[Task description]:
Search the records for "Opzioni" and copy each line that holds it.

[Recorded data]:
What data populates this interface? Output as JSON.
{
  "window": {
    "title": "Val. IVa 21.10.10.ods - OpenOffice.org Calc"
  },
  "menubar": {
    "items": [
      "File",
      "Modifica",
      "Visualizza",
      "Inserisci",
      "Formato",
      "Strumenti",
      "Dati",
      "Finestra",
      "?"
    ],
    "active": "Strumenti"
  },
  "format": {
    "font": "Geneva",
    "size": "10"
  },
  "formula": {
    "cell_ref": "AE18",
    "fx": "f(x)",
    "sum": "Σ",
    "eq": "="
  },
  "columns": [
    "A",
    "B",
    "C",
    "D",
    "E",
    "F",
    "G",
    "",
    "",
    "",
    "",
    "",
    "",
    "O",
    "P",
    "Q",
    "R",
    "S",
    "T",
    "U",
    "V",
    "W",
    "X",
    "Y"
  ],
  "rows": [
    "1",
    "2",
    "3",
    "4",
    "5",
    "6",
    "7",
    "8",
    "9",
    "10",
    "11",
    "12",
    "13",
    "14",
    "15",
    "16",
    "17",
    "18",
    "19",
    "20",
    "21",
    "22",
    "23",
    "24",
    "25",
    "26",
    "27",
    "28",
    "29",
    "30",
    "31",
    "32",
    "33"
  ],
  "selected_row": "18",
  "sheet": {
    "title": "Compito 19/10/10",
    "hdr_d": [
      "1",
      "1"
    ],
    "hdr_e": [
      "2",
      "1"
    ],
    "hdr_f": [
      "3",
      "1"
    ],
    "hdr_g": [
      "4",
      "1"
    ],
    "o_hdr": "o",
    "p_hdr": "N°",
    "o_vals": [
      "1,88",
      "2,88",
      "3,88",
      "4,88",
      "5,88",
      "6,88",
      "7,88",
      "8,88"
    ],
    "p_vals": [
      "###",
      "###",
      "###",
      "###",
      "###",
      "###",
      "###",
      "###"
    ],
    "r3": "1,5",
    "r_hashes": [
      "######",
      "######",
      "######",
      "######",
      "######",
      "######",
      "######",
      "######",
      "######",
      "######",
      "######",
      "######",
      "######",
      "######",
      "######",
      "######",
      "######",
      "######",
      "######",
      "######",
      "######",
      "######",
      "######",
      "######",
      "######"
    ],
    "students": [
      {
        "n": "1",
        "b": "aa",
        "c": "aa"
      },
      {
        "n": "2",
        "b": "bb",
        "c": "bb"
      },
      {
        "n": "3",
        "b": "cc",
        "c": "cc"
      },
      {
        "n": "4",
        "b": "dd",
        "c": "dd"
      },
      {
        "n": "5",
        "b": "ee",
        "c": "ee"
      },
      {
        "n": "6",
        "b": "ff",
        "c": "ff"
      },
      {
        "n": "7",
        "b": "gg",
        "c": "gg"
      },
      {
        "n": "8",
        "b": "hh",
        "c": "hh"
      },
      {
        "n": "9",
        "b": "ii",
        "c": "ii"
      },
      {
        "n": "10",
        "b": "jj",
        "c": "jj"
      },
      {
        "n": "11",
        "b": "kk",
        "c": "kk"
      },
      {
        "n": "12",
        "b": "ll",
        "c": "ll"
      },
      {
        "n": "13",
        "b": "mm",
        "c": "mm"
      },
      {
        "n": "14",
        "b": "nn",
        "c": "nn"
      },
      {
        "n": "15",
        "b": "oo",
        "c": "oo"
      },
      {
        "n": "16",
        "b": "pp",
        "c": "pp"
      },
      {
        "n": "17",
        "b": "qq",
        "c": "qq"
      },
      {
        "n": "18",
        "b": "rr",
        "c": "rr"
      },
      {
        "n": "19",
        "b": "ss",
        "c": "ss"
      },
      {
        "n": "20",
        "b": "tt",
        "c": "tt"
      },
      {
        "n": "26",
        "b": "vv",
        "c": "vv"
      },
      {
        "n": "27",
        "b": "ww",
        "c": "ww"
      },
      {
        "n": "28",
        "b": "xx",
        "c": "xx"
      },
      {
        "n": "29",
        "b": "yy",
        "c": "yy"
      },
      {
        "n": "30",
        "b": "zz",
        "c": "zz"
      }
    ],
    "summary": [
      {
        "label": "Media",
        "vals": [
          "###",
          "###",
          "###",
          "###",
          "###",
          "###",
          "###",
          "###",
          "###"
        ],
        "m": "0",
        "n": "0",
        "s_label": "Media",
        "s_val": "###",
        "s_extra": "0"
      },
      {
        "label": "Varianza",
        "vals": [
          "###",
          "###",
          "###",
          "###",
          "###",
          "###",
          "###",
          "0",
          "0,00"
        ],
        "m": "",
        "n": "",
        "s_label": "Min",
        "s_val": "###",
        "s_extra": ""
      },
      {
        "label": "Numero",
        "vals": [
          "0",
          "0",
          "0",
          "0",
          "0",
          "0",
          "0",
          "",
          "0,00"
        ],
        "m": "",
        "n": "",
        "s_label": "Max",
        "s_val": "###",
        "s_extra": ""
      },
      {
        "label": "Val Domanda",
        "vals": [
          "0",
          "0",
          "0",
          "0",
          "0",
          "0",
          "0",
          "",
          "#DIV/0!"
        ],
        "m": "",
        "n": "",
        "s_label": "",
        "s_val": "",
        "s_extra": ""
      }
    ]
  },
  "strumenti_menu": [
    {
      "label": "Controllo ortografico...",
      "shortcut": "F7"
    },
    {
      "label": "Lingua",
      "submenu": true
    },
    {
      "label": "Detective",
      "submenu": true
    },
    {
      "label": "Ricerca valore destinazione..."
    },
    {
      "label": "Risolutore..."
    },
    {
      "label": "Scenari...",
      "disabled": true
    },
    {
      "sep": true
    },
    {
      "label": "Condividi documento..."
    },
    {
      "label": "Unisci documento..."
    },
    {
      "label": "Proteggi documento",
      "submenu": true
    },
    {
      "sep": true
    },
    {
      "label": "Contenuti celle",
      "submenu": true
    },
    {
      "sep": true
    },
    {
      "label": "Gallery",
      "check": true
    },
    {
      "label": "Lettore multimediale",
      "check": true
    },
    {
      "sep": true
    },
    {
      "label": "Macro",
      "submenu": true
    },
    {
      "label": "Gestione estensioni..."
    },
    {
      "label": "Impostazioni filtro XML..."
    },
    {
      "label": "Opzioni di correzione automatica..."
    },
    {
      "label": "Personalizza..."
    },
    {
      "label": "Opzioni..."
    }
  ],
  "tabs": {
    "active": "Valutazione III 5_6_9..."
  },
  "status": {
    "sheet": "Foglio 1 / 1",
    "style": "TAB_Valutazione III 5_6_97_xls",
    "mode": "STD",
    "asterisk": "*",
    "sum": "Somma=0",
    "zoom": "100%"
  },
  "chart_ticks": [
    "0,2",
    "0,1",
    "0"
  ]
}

[Solution]:
      "label": "Opzioni di correzione automatica..."
      "label": "Opzioni..."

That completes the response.